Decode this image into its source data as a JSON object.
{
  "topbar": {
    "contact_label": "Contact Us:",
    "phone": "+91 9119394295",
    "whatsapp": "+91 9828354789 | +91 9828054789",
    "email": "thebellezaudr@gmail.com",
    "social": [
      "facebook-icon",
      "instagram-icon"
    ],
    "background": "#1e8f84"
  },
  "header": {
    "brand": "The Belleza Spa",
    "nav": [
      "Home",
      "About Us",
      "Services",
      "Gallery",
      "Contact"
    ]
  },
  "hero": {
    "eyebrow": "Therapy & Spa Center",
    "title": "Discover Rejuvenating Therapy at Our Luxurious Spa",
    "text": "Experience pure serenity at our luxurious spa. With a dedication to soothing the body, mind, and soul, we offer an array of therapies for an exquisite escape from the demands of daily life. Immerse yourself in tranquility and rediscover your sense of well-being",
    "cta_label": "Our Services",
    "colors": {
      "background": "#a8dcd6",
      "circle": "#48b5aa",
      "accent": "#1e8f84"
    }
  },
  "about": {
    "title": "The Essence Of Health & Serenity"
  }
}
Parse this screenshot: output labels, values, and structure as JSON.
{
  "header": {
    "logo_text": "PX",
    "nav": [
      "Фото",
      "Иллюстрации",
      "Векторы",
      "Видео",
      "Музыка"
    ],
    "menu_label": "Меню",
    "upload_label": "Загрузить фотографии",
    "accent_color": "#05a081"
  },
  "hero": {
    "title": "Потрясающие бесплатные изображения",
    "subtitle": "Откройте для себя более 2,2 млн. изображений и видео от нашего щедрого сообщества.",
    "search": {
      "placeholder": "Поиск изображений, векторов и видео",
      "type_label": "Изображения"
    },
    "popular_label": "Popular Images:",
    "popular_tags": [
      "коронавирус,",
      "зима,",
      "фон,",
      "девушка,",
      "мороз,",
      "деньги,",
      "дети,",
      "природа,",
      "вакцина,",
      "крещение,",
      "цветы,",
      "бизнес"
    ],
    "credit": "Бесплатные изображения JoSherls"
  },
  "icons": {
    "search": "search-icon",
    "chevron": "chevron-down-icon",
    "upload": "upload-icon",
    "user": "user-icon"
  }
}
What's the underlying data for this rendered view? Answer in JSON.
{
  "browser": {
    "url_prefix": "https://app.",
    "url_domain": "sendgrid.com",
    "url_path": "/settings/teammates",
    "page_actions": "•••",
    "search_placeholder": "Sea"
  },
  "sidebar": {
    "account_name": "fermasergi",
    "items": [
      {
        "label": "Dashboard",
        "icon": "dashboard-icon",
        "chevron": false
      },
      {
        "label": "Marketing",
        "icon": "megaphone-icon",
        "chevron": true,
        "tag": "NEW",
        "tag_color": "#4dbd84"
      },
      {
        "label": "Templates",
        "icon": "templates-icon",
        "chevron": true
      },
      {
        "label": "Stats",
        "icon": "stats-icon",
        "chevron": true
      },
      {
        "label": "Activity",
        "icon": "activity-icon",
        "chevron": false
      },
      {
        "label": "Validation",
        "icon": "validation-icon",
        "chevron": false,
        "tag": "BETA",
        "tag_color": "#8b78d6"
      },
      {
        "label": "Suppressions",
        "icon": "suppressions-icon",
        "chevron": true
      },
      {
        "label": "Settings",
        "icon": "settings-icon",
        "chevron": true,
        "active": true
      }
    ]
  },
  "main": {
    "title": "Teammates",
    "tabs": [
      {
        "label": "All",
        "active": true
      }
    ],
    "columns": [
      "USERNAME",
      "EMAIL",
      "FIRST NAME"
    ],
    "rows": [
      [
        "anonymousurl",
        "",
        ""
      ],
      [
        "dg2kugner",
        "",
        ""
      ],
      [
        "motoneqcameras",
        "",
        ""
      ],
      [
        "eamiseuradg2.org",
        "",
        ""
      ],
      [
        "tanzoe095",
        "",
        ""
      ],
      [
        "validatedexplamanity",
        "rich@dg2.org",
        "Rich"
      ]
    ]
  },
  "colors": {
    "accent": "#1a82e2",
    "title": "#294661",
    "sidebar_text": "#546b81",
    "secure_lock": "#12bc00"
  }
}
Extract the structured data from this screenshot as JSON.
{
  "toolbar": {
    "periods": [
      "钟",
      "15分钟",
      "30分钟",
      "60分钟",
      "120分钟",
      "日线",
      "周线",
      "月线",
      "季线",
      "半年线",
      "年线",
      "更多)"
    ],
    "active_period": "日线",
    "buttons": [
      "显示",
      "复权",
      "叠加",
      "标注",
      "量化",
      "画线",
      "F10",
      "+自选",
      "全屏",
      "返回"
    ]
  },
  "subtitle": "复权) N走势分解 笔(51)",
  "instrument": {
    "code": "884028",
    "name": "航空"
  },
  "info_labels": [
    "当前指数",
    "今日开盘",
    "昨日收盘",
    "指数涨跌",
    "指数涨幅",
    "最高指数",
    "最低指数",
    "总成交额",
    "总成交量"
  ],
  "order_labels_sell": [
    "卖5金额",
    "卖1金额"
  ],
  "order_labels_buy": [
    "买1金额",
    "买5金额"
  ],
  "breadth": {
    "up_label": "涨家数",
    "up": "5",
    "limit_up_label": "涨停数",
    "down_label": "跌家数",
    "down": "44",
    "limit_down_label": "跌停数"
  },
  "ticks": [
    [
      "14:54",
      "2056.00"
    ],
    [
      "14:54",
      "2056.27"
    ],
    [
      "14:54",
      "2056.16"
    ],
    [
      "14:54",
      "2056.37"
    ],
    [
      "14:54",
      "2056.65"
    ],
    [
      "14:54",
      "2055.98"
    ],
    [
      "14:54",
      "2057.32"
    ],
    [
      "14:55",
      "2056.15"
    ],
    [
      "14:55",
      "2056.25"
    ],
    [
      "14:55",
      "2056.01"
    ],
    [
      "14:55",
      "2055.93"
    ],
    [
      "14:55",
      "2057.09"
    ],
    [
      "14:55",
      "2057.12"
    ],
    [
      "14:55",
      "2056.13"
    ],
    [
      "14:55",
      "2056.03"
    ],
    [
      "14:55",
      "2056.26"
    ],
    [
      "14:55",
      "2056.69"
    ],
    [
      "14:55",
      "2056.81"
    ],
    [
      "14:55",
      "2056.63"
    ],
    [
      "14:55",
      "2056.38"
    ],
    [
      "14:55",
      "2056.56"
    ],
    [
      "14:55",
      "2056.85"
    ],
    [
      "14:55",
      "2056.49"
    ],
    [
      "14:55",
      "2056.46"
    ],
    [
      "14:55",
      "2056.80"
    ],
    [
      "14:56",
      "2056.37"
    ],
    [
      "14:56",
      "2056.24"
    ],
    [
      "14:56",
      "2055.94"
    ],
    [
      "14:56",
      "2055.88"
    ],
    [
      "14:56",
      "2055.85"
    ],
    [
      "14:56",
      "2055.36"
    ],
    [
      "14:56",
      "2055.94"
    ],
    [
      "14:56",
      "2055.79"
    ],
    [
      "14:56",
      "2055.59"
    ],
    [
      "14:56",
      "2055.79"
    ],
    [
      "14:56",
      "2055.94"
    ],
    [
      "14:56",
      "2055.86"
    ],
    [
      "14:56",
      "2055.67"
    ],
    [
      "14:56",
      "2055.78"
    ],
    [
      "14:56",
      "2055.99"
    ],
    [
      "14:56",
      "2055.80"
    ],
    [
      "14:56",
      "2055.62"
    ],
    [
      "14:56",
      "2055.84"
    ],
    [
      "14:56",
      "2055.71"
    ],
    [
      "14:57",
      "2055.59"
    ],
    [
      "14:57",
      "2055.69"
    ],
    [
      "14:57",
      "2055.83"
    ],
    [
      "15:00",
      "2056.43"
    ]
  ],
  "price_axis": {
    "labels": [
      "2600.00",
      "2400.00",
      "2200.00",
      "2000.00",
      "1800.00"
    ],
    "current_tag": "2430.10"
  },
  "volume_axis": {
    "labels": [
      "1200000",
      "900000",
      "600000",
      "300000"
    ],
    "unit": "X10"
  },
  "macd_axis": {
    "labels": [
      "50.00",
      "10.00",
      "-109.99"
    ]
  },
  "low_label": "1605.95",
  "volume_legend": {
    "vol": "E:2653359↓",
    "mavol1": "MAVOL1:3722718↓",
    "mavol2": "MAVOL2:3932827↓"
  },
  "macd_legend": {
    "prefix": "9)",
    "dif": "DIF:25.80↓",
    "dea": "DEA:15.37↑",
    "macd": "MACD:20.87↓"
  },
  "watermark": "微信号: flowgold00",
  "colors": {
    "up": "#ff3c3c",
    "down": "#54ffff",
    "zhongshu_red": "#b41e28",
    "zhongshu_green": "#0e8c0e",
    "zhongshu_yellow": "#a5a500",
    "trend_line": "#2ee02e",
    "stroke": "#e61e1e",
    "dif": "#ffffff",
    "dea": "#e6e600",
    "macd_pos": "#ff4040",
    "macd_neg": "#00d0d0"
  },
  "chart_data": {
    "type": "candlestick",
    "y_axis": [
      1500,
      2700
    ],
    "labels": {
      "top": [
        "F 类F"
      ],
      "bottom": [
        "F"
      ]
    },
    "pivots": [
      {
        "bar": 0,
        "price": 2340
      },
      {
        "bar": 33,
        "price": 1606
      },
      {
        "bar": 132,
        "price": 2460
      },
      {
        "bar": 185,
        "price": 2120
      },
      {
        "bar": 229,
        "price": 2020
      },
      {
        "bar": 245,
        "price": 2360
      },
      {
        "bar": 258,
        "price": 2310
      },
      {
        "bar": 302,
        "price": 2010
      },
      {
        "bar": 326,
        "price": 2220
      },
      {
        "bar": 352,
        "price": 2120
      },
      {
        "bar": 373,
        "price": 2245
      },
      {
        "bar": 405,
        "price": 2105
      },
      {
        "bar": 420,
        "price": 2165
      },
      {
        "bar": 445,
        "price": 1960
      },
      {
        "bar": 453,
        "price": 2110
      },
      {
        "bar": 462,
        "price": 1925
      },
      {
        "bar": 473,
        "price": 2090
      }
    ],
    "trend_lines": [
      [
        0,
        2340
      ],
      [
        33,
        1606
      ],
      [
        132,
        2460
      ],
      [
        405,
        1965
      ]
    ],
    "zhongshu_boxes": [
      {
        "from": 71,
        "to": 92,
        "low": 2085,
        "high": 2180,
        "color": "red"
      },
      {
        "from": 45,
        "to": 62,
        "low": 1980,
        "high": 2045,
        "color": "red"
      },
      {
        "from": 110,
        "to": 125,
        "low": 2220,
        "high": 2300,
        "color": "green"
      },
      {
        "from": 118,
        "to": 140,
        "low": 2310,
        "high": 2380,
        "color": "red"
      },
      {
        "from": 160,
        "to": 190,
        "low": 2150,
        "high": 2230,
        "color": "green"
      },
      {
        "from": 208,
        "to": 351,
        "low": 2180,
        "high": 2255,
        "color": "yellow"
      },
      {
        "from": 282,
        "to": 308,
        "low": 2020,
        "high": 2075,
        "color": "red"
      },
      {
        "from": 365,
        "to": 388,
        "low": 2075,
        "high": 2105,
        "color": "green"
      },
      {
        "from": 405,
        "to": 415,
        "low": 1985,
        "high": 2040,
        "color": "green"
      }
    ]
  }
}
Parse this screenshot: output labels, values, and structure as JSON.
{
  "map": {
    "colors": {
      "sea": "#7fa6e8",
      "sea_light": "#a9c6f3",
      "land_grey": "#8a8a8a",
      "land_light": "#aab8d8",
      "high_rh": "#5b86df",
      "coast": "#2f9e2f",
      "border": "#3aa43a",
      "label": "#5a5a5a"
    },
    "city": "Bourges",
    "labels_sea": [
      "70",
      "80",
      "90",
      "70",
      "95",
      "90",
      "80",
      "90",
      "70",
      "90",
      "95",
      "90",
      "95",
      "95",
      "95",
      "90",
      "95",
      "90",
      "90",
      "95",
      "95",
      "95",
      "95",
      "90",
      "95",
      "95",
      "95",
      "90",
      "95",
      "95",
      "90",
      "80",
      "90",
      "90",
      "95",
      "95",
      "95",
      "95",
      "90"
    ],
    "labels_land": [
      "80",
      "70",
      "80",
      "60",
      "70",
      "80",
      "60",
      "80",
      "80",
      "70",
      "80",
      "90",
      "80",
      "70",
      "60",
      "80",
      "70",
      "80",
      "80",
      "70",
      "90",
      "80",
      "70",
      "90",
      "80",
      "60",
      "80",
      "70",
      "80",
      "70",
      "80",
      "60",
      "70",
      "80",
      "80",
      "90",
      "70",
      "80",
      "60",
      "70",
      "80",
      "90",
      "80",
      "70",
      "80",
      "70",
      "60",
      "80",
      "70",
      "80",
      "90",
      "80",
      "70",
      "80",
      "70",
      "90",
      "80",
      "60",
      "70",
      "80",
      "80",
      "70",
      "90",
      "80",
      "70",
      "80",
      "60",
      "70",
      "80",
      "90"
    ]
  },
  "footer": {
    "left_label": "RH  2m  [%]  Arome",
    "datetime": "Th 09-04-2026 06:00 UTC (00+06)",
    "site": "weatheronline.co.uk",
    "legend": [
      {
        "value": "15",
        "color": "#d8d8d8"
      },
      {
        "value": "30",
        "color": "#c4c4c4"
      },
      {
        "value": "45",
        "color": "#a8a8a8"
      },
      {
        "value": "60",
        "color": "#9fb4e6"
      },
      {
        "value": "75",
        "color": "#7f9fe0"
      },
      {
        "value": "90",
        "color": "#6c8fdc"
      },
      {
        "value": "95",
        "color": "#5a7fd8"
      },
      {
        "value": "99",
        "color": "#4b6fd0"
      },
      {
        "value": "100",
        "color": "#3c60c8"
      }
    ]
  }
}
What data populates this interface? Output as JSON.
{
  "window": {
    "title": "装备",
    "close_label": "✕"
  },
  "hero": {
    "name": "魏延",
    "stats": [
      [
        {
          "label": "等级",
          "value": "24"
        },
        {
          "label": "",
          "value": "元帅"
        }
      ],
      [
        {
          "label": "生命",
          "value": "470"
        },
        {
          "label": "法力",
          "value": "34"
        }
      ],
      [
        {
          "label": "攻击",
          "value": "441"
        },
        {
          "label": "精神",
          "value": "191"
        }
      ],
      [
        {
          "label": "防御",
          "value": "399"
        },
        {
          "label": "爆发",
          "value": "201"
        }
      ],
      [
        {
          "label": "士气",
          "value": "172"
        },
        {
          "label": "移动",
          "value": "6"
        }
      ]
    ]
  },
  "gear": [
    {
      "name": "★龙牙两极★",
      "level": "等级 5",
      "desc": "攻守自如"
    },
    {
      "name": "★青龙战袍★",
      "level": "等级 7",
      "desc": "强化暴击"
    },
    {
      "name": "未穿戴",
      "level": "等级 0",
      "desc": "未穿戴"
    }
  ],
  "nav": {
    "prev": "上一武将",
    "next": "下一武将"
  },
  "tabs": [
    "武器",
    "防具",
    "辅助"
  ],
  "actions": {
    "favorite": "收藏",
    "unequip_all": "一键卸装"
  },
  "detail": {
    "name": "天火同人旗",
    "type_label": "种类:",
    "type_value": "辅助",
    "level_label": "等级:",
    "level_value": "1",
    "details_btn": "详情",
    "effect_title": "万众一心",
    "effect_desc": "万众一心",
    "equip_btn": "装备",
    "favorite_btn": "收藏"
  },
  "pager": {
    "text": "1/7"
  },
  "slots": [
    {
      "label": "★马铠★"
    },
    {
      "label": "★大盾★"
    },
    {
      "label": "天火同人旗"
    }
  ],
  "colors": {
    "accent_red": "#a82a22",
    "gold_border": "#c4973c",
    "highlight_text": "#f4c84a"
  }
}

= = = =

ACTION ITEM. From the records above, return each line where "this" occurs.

FINISHED EXERCISE.
Decode this image into its source data as a JSON object.
Parse this screenshot: output labels, values, and structure as JSON.
What's the underlying data for this rendered view? Answer in JSON.
Extract the structured data from this screenshot as JSON.
Parse this screenshot: output labels, values, and structure as JSON.
What data populates this interface? Output as JSON.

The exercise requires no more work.